At sixteen, Betts had been small for his age, an honor student from an impoverished section of Suitland, Maryland. He’d never been in any trouble with the police when he and several others he scarcely knew went to a Virginia shopping mall and used a gun to force a man who’d been sleeping in his green Pontiac to turn over the vehicle and his wallet. Betts considers carjacking “the stupidest crime you can commit,” and, through the subsequent years he spent in maximum-security adult prisons, including many months in solitary confinement, he read poetry, history, political science, and fiction, and began to write verse. But he never developed an explanation for why he’d done something so apparently out of character. All he ever arrived at was strong regret, and the coefficient desire to help young people, like those he sometimes shared cells with, to do better in life.

After his release from prison, Betts worked in a paint store, attended Prince George’s Community College and then received his bachelor’s degree from the University of Maryland, earned a Master of Fine Arts from Warren Wilson College, and eventually became the rare convicted felon to gain admission to and graduate from Yale Law School. He carried the flag for his class at his commencement, as he did at college. He has published two prize-winning collections of poetry and a memoir, and has worked with young defendants for the New Haven public defender’s office while pursuing a doctorate in law at Yale. Several times a month, he speaks to inmates in prisons all over the country, including the facilities where he did his time. Many of the communications he receives from inmates who have read his work or heard him speak describe how meaningful and motivating it is to see someone who was once in their predicament go forward in such a way.

Betts passed the Connecticut bar exam in February. In early August, he was alerted by his anonymous examiners that his application to practice could not be accepted because of concerns about his moral character and fitness to serve. Further review was pending. His reaction at the time was frustration. “There’s no law-school course for studying character,” he told me. The question of whether Betts should be permitted to practice law cut to the center of national conversations about mass incarceration and the meaning of rehabilitation. If this sixteen-year-old could not mature in character, who could? If the criminal-justice system could not benefit from the transformative experience of a young black man who’d seen it from both sides, how interested were we, as a nation, in the redemption and successful progress of the six hundred and fifty thousand former prison inmates who reënter the general population every year? Upon release, most return to poor and disenfranchised communities. Approximately two-thirds are arrested again within three years. At the end of September, Betts received word of his acceptance to the bar.
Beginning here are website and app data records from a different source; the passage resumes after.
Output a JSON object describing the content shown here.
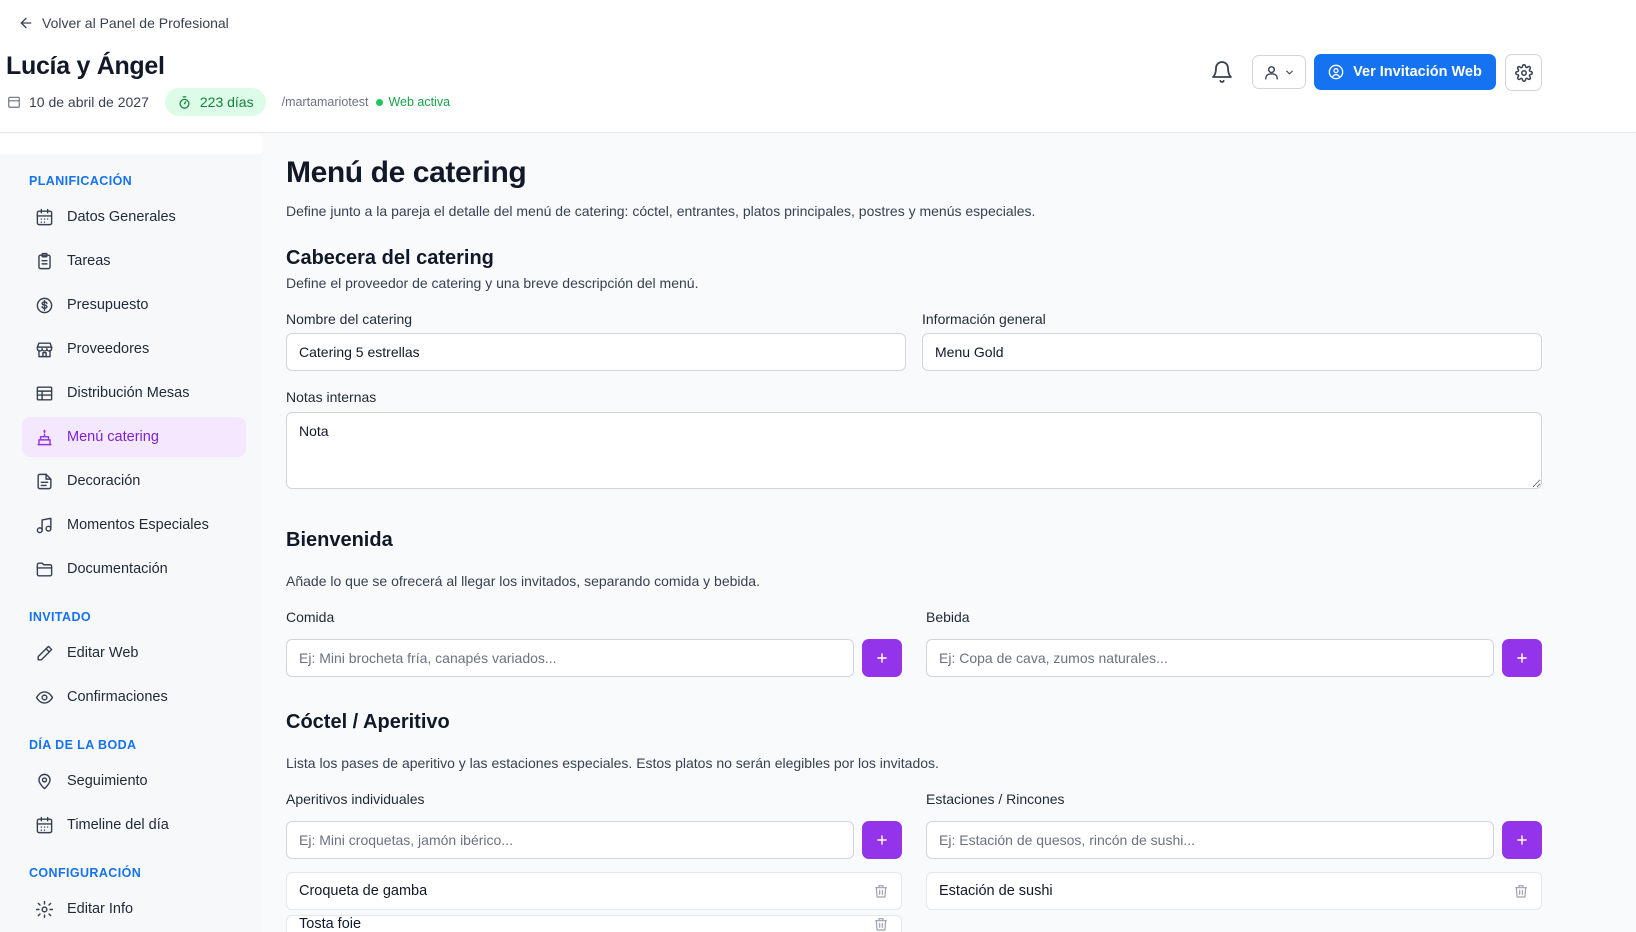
{
  "header": {
    "back_label": "Volver al Panel de Profesional",
    "couple_name": "Lucía y Ángel",
    "date": "10 de abril de 2027",
    "days_left": "223 días",
    "slug": "/martamariotest",
    "web_status": "Web activa",
    "view_web_label": "Ver Invitación Web"
  },
  "sidebar": {
    "sections": [
      {
        "title": "PLANIFICACIÓN",
        "items": [
          {
            "label": "Datos Generales",
            "icon": "calendar-icon"
          },
          {
            "label": "Tareas",
            "icon": "clipboard-icon"
          },
          {
            "label": "Presupuesto",
            "icon": "dollar-icon"
          },
          {
            "label": "Proveedores",
            "icon": "store-icon"
          },
          {
            "label": "Distribución Mesas",
            "icon": "table-icon"
          },
          {
            "label": "Menú catering",
            "icon": "cake-icon",
            "active": true
          },
          {
            "label": "Decoración",
            "icon": "file-icon"
          },
          {
            "label": "Momentos Especiales",
            "icon": "music-icon"
          },
          {
            "label": "Documentación",
            "icon": "folder-icon"
          }
        ]
      },
      {
        "title": "INVITADO",
        "items": [
          {
            "label": "Editar Web",
            "icon": "pencil-icon"
          },
          {
            "label": "Confirmaciones",
            "icon": "eye-icon"
          }
        ]
      },
      {
        "title": "DÍA DE LA BODA",
        "items": [
          {
            "label": "Seguimiento",
            "icon": "map-pin-icon"
          },
          {
            "label": "Timeline del día",
            "icon": "calendar-icon"
          }
        ]
      },
      {
        "title": "CONFIGURACIÓN",
        "items": [
          {
            "label": "Editar Info",
            "icon": "gear-icon"
          }
        ]
      }
    ]
  },
  "main": {
    "title": "Menú de catering",
    "description": "Define junto a la pareja el detalle del menú de catering: cóctel, entrantes, platos principales, postres y menús especiales.",
    "header_section": {
      "title": "Cabecera del catering",
      "description": "Define el proveedor de catering y una breve descripción del menú.",
      "name_label": "Nombre del catering",
      "name_value": "Catering 5 estrellas",
      "info_label": "Información general",
      "info_value": "Menu Gold",
      "notes_label": "Notas internas",
      "notes_value": "Nota"
    },
    "welcome": {
      "title": "Bienvenida",
      "description": "Añade lo que se ofrecerá al llegar los invitados, separando comida y bebida.",
      "food_label": "Comida",
      "food_placeholder": "Ej: Mini brocheta fría, canapés variados...",
      "drink_label": "Bebida",
      "drink_placeholder": "Ej: Copa de cava, zumos naturales..."
    },
    "cocktail": {
      "title": "Cóctel / Aperitivo",
      "description": "Lista los pases de aperitivo y las estaciones especiales. Estos platos no serán elegibles por los invitados.",
      "appetizers_label": "Aperitivos individuales",
      "appetizers_placeholder": "Ej: Mini croquetas, jamón ibérico...",
      "appetizers": [
        "Croqueta de gamba",
        "Tosta foie"
      ],
      "stations_label": "Estaciones / Rincones",
      "stations_placeholder": "Ej: Estación de quesos, rincón de sushi...",
      "stations": [
        "Estación de sushi"
      ]
    }
  },
  "colors": {
    "primary": "#1572f0",
    "accent_purple": "#9333ea",
    "active_bg": "#f3e8ff",
    "success": "#22c55e"
  }
}
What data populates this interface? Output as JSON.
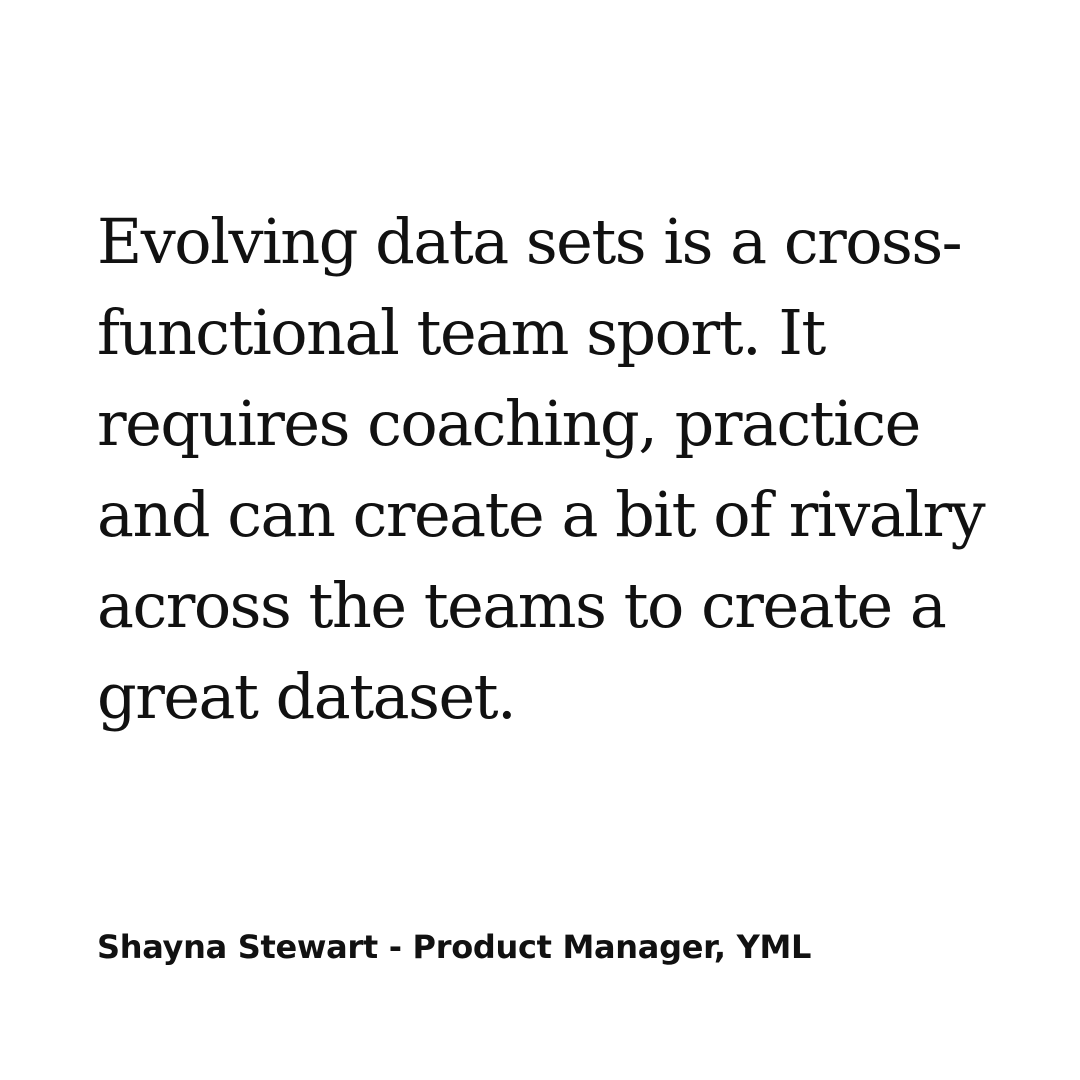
{
  "quote": {
    "lines": [
      "Evolving data sets is a cross-",
      "functional team sport. It",
      "requires coaching, practice",
      "and can create a bit of rivalry",
      "across the teams to create a",
      "great dataset."
    ]
  },
  "attribution": {
    "text": "Shayna Stewart - Product Manager, YML"
  },
  "colors": {
    "background": "#ffffff",
    "text": "#111111"
  }
}
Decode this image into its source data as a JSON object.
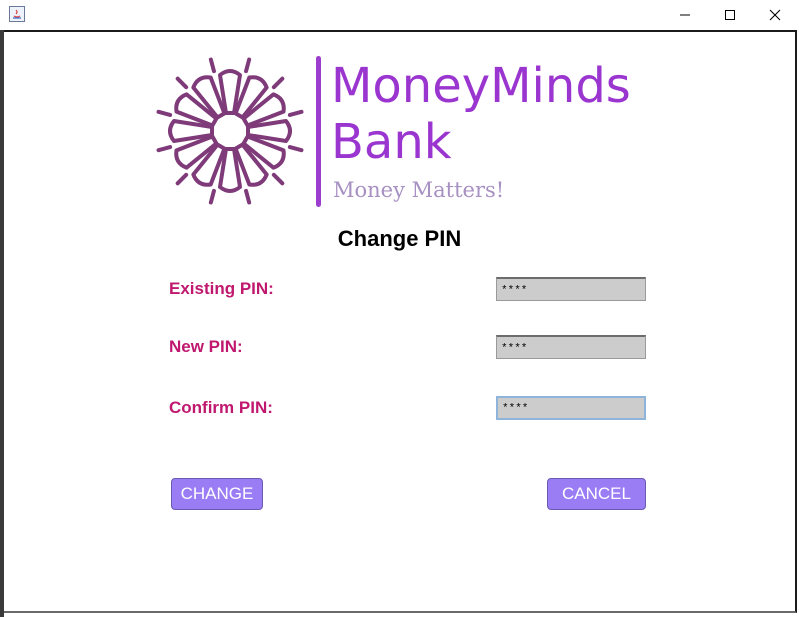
{
  "window": {
    "title": "",
    "icon": "java-icon",
    "controls": [
      "minimize-icon",
      "maximize-icon",
      "close-icon"
    ]
  },
  "brand": {
    "name_line1": "MoneyMinds",
    "name_line2": "Bank",
    "tagline": "Money Matters!",
    "colors": {
      "primary": "#9a35d0",
      "mark": "#7e3a79",
      "tagline": "#a790c2"
    }
  },
  "form": {
    "title": "Change PIN",
    "fields": [
      {
        "label": "Existing PIN:",
        "value": "****"
      },
      {
        "label": "New PIN:",
        "value": "****"
      },
      {
        "label": "Confirm PIN:",
        "value": "****"
      }
    ],
    "label_color": "#c0186f"
  },
  "buttons": {
    "change_label": "CHANGE",
    "cancel_label": "CANCEL",
    "color": "#9a7cf5"
  }
}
Some of Betts’s family and friends gathered after the ceremony. Betts’s wife, Terese, described their second date, when he confessed to her that he’d been in prison for eight years and three months. “He was so nervous about telling me, and I didn’t understand why he thought it was such a negative thing when he’s such a positive person,” she said. Betts’s aunt Pandora agreed that her nephew had found a way to let his worst moments inform his contribution to the public good.

She also said that, even as an infant, Betts had shown promise as an advocate: “Before he knew how to talk, he would argue with you by babbling, and he’d win the argument.” The poet Elizabeth Alexander then raised a glass and spoke of the way in which everyone is evolving and changing all the time, and how, in prison, through his deep feeling for language, Betts had found beauty enough to identify “the words that saved him.”

Nicholas Dawidoff
The Atlantic

Nicholas Dawidoff is the author of five books, including “The Crowd Sounds Happy: A Story of Love and Madness in an American Family,” a memoir of his boyhood.